I have various air tools and they seem to be ok, then I bought a 3" circular
metal high speed cutter and my compressor couldn't keep up. Every 10 seconds
I have to stop the saw and wait for the compressor to catch up, PITA.
I have a real 2 hp, 230V, 20 gal compressor rated at 7.7 CFM @ 90 PSI but
the cutter is only rated at 5 CFM @ 90 PSI. That doesn't make any sense.
the cutter is only rated at 5 CFM @ 90 PSI. That doesn't make any
Sounds like someone didn't put down the right specs. In my experience
air tools like drills and screwdrivers use from 8 to 10 cfm @90psi.
It's real simple. The air tool is rated at 1/10 duty cycle. :-)
As for how much air is enough well that depends on what you're
doing. There never seems to be enough air till you go really
overboard. To see my solution look on my home page below and look
under "portable air compressor".
"Frank" wrote in
Losses in the air motor. While rated at 5 cfm, that is probably under
absolute ideal conditions on a hand-built prototype saw.
Make sure you use a good air tool oil, like Blaster, which will help with
some of the losses. Generally, like a new auto motor, it takes a bit
before the air blades in the motor 'wear in' and once that has occurred,
it should reduce air consumption some.
I would suggest a bigger tank, 20 gal isn't much at all when you are
working with air tools.
What is the brand of your compressor? Does it include words such as
"peak HP" or "maximum developed HP" somewhere on it? Usually,
compressors are overrated, while air tools are underrated with respect
to CFM. An easy solution may be to look for a used 80 gallon air tank.
Some compressors have less efficient pumps than others.
I know that my 3 honest HP compressor is enough for all my air tools,
including air hammers, orbital sanders, and a blow gun.
A bigger tank will only delay the inevitable. Once you draw the air reserve
in the tank down to the point that the compressor kicks in, you're fighting
a losing battle if the compressor is not able to pump air faster than the
tool is consuming it.
Do you have 90 or less PSI on the cutter ? or 125 maybe...
I can believe the tank falling from full to the low start compressor level -
beading off air through the tool.

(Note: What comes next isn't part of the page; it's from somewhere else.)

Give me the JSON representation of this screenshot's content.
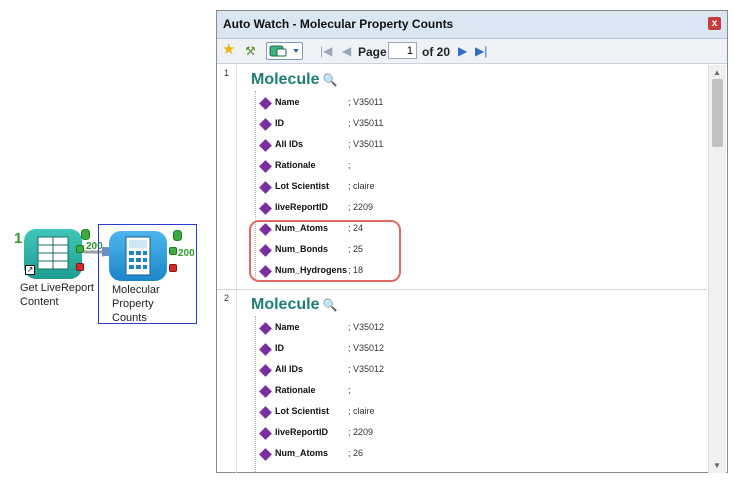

The compressor should be able to just make it to full but I suspect a leak or
more pressure than 90...
@ home at Lions' Lair with our computer lionslair at consolidated dot net
NRA LOH, NRA Life
NRA Second Amendment Task Force Charter Founder
My bet is it is not really 5 CFM! Many manufacturers are rating their tools
at duty cycle, in other words maybe 25-30% of actual use. My bet is the tool
uses close to 15 CFM continuous.
A 2 HP compressor will not keep up with any air tool I am aware of! Trust me
I had one for years! I upgraded to a compressor that produces about 10 CFM
an it pretty much keeps up with all my tools. 15 CFM would be better, but I
don't work that hard any way!
"DeepDiver" wrote in
Yup, 100% agree, however, a larger tank will give you more run time
between tank refills, so you can get a bit more work done before the saw
Yes, but then you will also have to wait longer for the tank to come back up
to full pressure. The bottom line is that compressor capacity is much more
relevant than tank capacity when it comes to high-volume continuous
With that fairly decent compressor, you deserve a reasonable sized
tank, say 40 gal+ Otherwise the compressor could be compressing air
but not have anywhere to store it. The shop compressor we have is 208
v 3 ph 5+ hp sitting on a 200 gal tank, ~150 psi. Probably upwards of
30 CFM. Even with 2 people blasting away with die grinders
continuously, it only turns on for about 30 sec every 5 minutes. The
cut off tool like the one you describe does uses a fair bit of air
(more than the die grinders), but we have had 2 people with impact guns
simultaneously and it doesn't seem to need to catch ip.
Hmmm. That just triggered an idea. If the tool is rated at 90 PSI and
your compressor is supplying something significantly higher than that, a
regulator will give you significantly more run time. Perhaps not enough, but
more. I think I may try this myself.
11 CFM seems to usually be enough for most single user "garage" shops
in intermittent use. 7.7 CFM is not enough for most rotary air
tools. I doubt that your compressor delivers 7.7 CFM once it gets
hot, particularly if it is a single-stage unit. Further, with a
small tank you'll be delivering hotter air to the tool. Hotter air at
given pressure has less "poosh". Air tools are rated at cited
pressure and flow with supply air at standard temp, probably 20C or
so. Your air won't feel hot from a blowgun because it cools on
expansion. Some rotary air tools get quite cold in operation when
run from supply air at std temp.
A larger tank cools the air more between compression and delivery.
It doesn't increase the capacity of the pump, but if the pump can keep
up it delivers "better" air to the tool. As the air in the tank
cools, pressure drops and the pump adds more air to maintain pressure.
For serious (e.g. professional) use, at least 15 CFM, >18 is